I am a creative artist, with a past history of working in the realm of self-publishing, the book arts, and collage. Toward the end of 2012, I came to realize that I used to be much more creatively productive. Maybe it was the task of raising two little girls with my wife, which began about the same time we relocated, almost nine years ago. Maybe it was the full-time job I took as a professional graphic designer at that same time. Maybe it was all the focus on running the stone lettering business I purchased a year and a half ago. And maybe it had something to do with getting sucked into the internet while all those things were happening.
It really started to bother me that the things I like to do most—the things that make me ME— like making books and zines and collages, haven’t been happening as much as they used to happen. The only variable that changed was the time I put into it. I’m guessing I’m not the only one who feels this way, but I don’t do much research—I’ve always been motivated by and trusted my intuition.
So I’m leaving social networking behind, for now, to open up more time for creative production. About a week before I officially deactivated my Facebook account, I had an idea about how I could leave Facebook and begin a new book project at the same time. In one final Facebook note, I offered up an invitation to over 700 friends to participate in something Facebook-like, but more in keeping with my interest in slow media. I promised to create a physical book out of the first ten “status updates” I received in my postal mailbox, and gave the project a working title of SLOWBOOK.
As of February 14, 2013, I have received 3 submissions in the mailbox. None of them are from my Facebook friends. Rather than give up on the idea, I decided I’d post it here and give it a chance to be seen and shared by anyone in the world. Fat chance, maybe, but better than no chance at all.
Dec 2012: The Slowbook Prospectus
To document my conscious shift away from online social media at the close of 2012, I intend to create a physical book of “status updates” from whoever chooses to send me one in by U.S. post. When I receive ten “status updates” in the mail (which may be accompanied by a photograph, artwork, or link to an article published online), I will create a book, in the form of a zine, comprised of those first ten submissions (which will include the contributor’s name and postal contact information).

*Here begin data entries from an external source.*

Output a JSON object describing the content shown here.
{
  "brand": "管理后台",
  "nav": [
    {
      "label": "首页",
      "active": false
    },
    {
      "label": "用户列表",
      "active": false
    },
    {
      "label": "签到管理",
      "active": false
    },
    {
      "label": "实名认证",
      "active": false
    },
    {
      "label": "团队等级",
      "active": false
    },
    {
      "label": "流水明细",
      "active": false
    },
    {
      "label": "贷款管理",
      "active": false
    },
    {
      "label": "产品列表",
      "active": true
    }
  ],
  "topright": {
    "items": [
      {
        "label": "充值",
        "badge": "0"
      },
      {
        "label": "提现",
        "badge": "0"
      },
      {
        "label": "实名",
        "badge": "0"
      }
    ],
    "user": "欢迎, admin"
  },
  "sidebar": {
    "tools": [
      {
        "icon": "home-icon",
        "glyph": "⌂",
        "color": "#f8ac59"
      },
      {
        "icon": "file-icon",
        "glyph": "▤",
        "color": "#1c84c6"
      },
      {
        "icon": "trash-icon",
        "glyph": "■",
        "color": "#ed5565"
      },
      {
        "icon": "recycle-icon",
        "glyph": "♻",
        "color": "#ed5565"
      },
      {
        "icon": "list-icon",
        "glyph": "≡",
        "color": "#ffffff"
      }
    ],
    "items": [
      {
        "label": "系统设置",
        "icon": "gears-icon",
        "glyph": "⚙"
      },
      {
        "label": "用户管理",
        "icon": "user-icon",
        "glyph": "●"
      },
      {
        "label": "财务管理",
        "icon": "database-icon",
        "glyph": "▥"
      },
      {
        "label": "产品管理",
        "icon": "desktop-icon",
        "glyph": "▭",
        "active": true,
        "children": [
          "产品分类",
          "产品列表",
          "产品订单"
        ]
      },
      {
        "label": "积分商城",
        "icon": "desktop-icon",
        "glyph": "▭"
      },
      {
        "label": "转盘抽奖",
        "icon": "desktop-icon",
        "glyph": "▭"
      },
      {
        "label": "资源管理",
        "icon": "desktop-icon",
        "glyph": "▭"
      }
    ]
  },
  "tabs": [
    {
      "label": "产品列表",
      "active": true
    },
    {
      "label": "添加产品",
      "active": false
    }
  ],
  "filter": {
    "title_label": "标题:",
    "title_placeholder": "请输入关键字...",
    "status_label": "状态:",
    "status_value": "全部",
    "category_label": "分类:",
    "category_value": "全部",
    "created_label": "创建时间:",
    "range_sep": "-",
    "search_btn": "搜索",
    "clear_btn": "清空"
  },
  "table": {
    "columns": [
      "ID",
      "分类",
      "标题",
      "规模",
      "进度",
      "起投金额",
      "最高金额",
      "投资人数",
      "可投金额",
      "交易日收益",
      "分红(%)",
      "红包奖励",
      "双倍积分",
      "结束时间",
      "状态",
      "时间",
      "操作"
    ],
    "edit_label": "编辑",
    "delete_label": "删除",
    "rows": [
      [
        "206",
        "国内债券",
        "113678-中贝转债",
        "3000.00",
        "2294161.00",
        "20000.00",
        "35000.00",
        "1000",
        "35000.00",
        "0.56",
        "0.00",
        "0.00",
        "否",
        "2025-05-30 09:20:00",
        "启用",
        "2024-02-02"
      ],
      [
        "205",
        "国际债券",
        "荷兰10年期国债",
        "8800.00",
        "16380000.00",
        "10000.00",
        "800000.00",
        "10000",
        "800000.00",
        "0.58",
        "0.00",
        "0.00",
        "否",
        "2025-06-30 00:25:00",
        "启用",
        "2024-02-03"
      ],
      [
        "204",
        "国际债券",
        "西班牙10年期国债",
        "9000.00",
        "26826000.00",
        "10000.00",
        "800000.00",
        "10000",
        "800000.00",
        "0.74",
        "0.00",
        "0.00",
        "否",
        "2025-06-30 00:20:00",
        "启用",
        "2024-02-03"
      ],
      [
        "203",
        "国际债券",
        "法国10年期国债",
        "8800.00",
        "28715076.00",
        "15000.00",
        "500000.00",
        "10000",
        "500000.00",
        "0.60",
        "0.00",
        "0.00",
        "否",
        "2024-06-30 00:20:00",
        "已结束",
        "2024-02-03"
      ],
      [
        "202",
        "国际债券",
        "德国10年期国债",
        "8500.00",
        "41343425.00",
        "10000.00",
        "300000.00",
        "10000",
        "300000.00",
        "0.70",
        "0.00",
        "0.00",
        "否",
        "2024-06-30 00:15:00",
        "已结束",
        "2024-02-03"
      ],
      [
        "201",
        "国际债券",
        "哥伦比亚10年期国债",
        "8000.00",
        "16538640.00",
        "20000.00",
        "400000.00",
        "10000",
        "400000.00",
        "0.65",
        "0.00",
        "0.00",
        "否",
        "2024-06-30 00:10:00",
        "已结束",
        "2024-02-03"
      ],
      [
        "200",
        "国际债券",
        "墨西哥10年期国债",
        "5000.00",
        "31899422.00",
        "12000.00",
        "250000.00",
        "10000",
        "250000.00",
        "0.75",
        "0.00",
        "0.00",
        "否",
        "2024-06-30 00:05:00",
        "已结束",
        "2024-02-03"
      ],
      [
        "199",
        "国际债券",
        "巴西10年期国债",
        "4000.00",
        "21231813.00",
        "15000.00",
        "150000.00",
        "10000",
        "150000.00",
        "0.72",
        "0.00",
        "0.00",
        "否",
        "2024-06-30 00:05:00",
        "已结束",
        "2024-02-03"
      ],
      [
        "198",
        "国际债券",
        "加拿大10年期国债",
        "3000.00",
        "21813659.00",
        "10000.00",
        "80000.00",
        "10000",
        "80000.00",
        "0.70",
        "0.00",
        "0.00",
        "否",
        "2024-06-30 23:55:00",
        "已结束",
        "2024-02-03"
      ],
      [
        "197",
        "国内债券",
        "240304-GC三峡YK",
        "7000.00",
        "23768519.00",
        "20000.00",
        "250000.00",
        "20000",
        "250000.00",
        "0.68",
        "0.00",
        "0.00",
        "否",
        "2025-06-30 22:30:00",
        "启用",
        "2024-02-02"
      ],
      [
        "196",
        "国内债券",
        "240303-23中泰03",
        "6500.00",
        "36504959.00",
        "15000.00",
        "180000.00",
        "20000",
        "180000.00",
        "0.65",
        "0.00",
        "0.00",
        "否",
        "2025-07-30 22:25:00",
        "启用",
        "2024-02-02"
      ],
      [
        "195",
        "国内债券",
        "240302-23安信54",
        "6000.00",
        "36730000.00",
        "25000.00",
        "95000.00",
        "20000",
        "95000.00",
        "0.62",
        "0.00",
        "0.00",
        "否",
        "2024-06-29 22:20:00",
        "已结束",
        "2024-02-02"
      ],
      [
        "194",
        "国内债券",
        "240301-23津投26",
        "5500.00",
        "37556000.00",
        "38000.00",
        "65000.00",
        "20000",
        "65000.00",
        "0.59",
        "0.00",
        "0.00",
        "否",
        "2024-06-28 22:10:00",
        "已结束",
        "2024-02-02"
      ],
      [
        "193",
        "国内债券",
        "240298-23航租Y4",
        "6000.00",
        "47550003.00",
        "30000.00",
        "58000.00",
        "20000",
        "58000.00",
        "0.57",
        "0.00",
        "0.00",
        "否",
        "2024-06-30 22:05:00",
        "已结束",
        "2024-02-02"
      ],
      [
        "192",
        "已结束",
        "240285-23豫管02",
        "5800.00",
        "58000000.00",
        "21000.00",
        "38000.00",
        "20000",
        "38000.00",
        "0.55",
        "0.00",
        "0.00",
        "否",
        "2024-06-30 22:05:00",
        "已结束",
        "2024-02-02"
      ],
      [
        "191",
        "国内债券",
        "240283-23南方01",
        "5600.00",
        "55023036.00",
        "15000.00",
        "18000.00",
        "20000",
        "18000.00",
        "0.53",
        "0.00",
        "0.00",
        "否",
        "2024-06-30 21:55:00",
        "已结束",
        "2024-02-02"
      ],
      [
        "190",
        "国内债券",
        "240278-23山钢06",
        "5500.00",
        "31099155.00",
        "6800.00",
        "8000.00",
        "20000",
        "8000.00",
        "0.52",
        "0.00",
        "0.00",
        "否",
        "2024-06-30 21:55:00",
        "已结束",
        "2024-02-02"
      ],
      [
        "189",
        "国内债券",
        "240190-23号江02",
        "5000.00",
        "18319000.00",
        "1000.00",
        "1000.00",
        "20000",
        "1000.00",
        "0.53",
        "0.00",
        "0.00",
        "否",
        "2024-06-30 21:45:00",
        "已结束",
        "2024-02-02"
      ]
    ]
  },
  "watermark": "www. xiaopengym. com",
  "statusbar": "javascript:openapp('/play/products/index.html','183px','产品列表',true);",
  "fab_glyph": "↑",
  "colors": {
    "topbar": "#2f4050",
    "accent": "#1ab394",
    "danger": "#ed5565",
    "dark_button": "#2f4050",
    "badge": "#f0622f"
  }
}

My original limit for submissions was set at 420 characters because I once received an error message on Facebook telling me their character limit was 420, but I have since rationalized that anything that will fit on one 8½” x 11” page will be acceptable. The first submission I received was way over 420 characters AND four pages long, so really…I guess anything goes, within reason. Please consider the audience could be multi-generational, with ages ranging from 12 to 82 (or something like that), and I reserve the right to reject any submission based on whether or not I feel it is appropriate for a general audience. I sincerely hope I don’t have to exercise that right.
If it turns out that I don’t receive ten submissions by the end of 2013, I’ll cancel the project. But if I DO get those ten submissions, we have something. We could be generating a new network of slow media activists. We could be starting the SLOWBOOK revolution!
SLOWBOOK will be published as a limited edition of 21 copies; one for each of the contributors at no charge, one for me, and the remaining 10 for sale to standing order subscribers to The Heavy Duty Press (of which there are three), other libraries’ special collections, and private collectors, at a price to be determined by time and materials (to cover all publication costs). Persons interested in receiving a printed prospectus in their postal mailbox (if this project matures to completion), please write to the address below to make your request known. Thank you.
107 S. Dunlap Ave.